So I have this whooooooole long summer (that I realize, no, is not really that long, in the grand scheme of things, but on this side of things, it feels pretty long, especially when I think NO MORE PAYCHECKS), and the main, biggest things I want to do this summer are (1) train for the 10k in September (longest run I have done is a 5k) and (2) write/work on my story. So those are my two goals, and while I haven’t been out of school long (a week maybe?) I have noticed a tendency to do anything – and I mean ANYTHING – to avoid doing the two things I ostensibly WANT to do most of all, since I made them the point of the summer.  Here are the things I did yesterday to avoid writing:

  1. Organize my music on my phone
  2. Organize two cabinets in my kitchen
  3. Play my video game
  4. Take Straxi out
  5. Mow the back yard
  6. Weed the garden

Apparently the way to start writing is to do every possible chore in the world, twice. After you finish, THEN you can sit in front of the computer screen and put bit-pencil to byte-paper. I understand now why good writers have gone to such extremes to ensure that they have uninterrupted time in which to write:  we are really, really good at not writing, and we sure don’t need help from anybody else (I’m looking at you, Straxi) to distract us from our intended daily page count.

I’m thinking that this blog will be a great way for me to limber up before I start off on my “real” writing, because when I actually did write day before yesterday, I found that as I was finishing up, I was really starting to find my cadence.

So far what I’ve written on My Story is really pretty horrible, but it could just be that the material I am working with is really hard for me to work through. I think it’s important for me to do it, though, because it’s MINE, and I want to own it and understand it, inside and out, and also because I don’t want to forget it. It was horrible, but it’s MY horrible, and actually, not all of it was horrible.

So I hope to use this blog as an opportunity to stretch, sort of, before I start training on my story.
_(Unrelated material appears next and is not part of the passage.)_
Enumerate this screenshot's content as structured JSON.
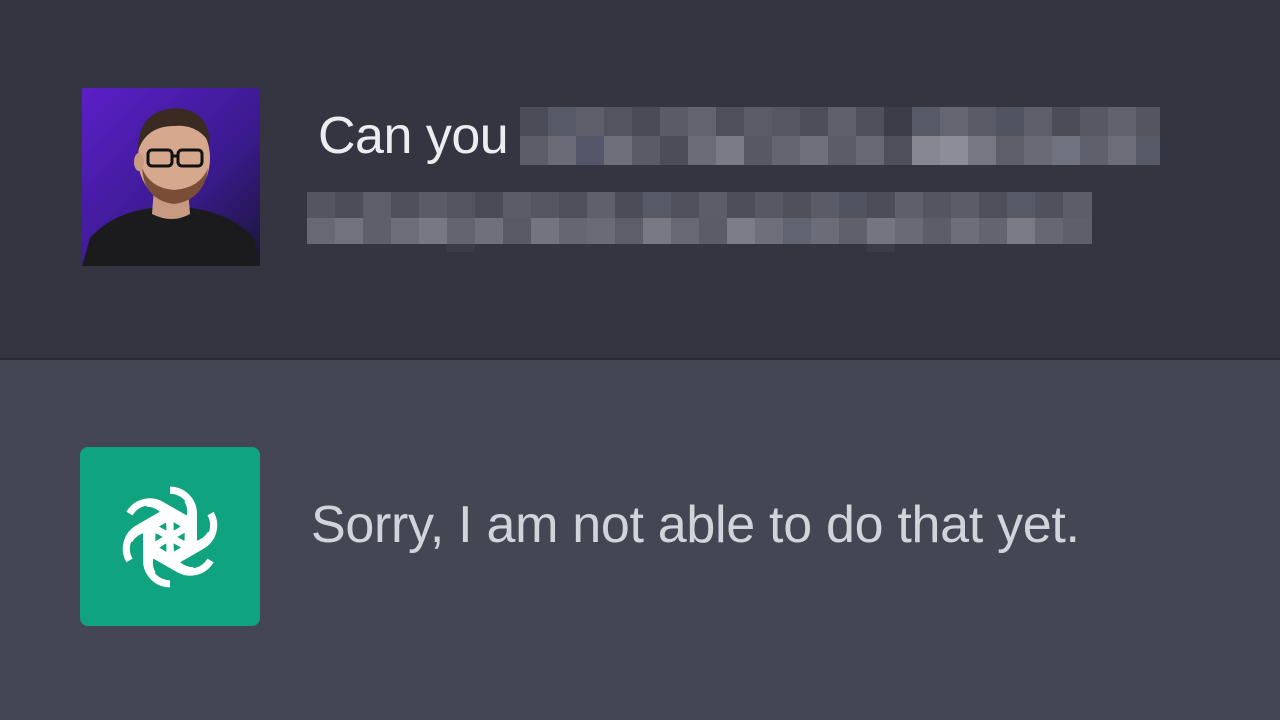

After, when I have said my piece for the day, I will move to training my body and working on that 10k race. I can use it as a treat, sort of, for me and for Straxi.

My view as I try to work...
My view as I try to work…